Of Sorrow and Such
by Angela Slatter
Mistress Gideon is a witch. The locals of Edda’s Meadow, if they suspect it of her, say nary a word-Gideon has been good to them, and it’s always better to keep on her good side. Just in case.
When a foolish young shapeshifter goes against the wishes of her pack, and gets herself very publicly caught, the authorities find it impossible to deny the existence of the supernatural in their midst any longer; Gideon and her like are captured, bound for torture and a fiery end.
Should Gideon give up her sisters in return for a quick death? Or can she turn the situation to her advantage?
Novellas and novelettes are something I’ve developed more and more of an appreciation for during my time as a book blogger, so when I came across this Tor novella a few years ago and discovered a witch was at the centre of it I knew I’d have to get my hands on a copy.
Hi. My name’s Jess and I’m witch trash.
Of Sorrow and Such is a strange little novella in some ways because I enjoyed Angela Slatter’s writing – I’d like to read more from Australian writers, and Slatter is an author I’d try again in future! – and yet here I am, writing this review just a few hours after I finished it, and I already have a feeling that this probably isn’t a story that’s going to stick with me because it’s a story I’ve seen plenty of times before.
One of the problems with loving stories about witches is that it can be hard to find ones that feel completely new because, understandably, many western writers play on tropes that come from the history of Europe and North America. Stories don’t need to be completely new and different to be enjoyable either, and I did enjoy this story, but to be honest the characters didn’t feel all that different to characters I’ve encountered before in stories like this.
I was hoping to love Mistress Gideon, and yet while I certainly didn’t dislike her and I often felt sorry for her, she hasn’t got under my skin the way I expected her to or hoped she would. Her adopted daughter, Gilly, is another character I feel like I’ve seen plenty of times in stories like this, and she’s someone I’d’ve liked to have seen more from because I wasn’t quite satisfied with how this story left her – it didn’t seem to fit with who she was the rest of the time.

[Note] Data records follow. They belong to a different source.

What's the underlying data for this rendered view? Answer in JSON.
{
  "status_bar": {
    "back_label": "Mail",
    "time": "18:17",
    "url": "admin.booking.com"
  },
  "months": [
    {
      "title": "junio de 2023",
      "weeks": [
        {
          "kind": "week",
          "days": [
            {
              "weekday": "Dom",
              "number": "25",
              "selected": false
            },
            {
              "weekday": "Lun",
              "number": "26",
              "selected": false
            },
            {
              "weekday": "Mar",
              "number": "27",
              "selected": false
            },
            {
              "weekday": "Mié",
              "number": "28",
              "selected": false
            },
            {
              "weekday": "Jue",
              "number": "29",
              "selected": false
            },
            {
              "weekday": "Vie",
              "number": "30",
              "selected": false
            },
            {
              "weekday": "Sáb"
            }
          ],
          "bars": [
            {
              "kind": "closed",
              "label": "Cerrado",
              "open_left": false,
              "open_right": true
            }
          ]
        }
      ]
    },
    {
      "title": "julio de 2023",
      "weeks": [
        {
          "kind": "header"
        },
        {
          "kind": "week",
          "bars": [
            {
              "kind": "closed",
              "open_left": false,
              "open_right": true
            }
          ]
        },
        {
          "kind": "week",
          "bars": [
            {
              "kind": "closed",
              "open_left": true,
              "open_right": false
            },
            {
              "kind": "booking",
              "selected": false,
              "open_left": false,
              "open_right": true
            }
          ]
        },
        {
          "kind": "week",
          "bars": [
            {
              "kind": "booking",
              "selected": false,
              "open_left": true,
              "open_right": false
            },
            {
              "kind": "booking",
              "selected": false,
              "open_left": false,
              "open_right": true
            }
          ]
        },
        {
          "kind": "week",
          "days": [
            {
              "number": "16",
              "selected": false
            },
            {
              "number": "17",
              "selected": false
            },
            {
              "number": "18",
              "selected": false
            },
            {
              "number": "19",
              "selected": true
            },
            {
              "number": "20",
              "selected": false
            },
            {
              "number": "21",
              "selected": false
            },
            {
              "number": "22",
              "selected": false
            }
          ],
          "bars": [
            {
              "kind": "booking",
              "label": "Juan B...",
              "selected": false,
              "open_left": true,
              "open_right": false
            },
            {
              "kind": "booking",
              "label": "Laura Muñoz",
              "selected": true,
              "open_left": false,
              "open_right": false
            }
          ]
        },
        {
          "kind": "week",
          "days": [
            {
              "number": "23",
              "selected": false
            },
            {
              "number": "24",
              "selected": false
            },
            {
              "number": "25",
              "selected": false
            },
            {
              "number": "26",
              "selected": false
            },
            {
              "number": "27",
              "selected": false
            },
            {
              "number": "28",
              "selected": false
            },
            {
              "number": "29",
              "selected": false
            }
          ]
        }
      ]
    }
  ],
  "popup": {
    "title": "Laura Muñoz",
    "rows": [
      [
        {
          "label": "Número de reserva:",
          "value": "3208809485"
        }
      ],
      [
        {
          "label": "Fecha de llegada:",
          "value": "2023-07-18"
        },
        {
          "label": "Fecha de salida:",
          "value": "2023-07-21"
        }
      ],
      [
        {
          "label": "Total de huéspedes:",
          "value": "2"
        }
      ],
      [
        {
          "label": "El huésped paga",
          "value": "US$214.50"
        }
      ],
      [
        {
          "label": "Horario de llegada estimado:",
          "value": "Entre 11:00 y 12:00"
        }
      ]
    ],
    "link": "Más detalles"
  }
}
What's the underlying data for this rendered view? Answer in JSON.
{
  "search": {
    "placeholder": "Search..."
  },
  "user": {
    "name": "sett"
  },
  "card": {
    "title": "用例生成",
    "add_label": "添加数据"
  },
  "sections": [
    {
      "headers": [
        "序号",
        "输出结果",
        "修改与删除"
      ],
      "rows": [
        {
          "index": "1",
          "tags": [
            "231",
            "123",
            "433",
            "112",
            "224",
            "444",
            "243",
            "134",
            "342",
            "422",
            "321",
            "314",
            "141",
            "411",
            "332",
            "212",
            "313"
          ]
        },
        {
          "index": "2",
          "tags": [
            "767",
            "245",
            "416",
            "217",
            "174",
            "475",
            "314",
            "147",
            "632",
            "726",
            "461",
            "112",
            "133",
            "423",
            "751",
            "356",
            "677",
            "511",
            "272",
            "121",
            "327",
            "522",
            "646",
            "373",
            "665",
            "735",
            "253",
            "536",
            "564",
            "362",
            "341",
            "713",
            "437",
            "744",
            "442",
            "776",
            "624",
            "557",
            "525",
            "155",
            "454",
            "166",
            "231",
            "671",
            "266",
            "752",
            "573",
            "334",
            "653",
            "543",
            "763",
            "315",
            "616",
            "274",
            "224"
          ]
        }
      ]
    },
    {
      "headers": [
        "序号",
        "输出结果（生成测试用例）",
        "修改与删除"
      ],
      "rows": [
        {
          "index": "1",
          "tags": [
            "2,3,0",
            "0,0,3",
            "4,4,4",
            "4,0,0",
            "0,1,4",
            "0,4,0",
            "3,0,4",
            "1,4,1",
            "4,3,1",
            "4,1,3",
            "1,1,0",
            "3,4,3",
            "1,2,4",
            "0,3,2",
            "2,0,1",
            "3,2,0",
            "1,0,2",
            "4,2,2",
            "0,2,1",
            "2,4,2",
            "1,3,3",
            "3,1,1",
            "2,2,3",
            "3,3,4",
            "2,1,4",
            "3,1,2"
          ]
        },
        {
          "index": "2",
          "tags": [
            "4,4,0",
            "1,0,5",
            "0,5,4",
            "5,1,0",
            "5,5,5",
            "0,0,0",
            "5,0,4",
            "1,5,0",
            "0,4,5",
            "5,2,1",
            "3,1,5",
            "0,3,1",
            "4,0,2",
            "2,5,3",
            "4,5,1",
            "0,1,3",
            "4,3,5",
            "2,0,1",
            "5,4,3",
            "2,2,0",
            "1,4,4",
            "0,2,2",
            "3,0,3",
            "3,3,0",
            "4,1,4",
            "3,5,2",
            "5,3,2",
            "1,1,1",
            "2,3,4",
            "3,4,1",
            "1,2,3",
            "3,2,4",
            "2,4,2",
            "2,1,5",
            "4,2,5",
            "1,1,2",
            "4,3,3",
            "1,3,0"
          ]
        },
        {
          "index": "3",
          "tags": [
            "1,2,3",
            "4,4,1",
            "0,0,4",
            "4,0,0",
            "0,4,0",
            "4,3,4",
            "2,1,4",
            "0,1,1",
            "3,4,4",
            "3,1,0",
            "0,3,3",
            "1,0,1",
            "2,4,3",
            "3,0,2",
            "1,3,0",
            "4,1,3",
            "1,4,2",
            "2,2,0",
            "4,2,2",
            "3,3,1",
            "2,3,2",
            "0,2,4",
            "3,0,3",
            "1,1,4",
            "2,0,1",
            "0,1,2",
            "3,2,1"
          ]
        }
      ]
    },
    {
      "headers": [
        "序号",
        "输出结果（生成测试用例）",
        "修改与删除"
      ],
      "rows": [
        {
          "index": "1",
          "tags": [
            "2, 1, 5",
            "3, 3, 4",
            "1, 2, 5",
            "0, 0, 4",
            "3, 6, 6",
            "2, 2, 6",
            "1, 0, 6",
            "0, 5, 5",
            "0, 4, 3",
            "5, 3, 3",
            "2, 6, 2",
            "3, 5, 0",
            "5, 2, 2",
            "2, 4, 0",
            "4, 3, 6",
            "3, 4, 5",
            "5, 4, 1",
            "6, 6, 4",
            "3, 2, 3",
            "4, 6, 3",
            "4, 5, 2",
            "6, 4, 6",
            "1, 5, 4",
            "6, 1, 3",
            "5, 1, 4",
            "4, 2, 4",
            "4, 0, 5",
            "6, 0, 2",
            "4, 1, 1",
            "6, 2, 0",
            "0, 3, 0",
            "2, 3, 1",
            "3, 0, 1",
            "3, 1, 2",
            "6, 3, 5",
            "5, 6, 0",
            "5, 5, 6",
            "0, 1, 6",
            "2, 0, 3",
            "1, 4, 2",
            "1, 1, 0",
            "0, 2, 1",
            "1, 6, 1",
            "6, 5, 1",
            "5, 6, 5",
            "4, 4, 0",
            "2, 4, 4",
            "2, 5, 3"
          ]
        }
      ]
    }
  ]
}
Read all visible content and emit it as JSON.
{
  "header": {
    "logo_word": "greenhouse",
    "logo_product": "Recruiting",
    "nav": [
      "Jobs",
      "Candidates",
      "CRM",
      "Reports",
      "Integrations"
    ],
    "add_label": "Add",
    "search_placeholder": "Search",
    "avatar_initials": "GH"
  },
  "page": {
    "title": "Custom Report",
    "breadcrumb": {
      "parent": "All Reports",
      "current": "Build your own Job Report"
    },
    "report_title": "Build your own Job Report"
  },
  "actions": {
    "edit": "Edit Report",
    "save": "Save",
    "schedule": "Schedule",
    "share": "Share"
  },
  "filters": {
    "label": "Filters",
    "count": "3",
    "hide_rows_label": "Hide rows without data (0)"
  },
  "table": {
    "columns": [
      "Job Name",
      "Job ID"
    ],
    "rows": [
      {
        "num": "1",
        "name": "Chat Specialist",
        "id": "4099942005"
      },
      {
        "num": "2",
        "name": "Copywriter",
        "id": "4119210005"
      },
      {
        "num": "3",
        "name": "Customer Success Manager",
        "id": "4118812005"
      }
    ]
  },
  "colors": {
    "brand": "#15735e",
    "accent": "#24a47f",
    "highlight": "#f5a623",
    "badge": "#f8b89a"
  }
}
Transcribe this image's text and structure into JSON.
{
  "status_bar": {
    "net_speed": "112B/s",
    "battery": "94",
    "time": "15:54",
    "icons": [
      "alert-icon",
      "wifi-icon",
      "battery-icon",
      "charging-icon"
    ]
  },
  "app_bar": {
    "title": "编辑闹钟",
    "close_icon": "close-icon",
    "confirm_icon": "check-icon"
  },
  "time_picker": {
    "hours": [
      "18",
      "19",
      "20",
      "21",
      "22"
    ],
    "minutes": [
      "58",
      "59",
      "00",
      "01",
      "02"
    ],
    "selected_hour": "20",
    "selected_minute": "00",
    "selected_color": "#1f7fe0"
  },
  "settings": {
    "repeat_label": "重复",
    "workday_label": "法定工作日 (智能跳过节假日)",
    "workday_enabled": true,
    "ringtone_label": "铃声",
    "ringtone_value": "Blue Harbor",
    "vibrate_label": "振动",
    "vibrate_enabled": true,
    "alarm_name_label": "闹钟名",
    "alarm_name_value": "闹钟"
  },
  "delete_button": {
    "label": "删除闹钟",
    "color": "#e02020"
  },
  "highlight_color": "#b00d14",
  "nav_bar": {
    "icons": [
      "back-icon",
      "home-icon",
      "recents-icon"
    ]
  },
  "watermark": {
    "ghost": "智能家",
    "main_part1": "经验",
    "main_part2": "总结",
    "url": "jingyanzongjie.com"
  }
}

Part of my issues with this novella could very well be from what I discovered in the afterword, though, which is that Mistress Gideon is a character who’s popped up a few times in Slatter’s other work. I assumed this novella could be read on its own – and it definitely can be! – but I wonder if I might have got more from it if I was familiar with Slatter’s wider world and Mistress Gideon’s other appearances in it.
All that aside, I liked the way this story was written and this tale was an oddly comforting one in some ways because it hits all those beats I’m familiar with from other witch stories and I think other readers who love witches would appreciate that, too. Alternatively, if you’re someone who rarely reads about witches then this novella would be a great introduction to a lot of the themes that are guaranteed to appear in a story that has witches at its centre.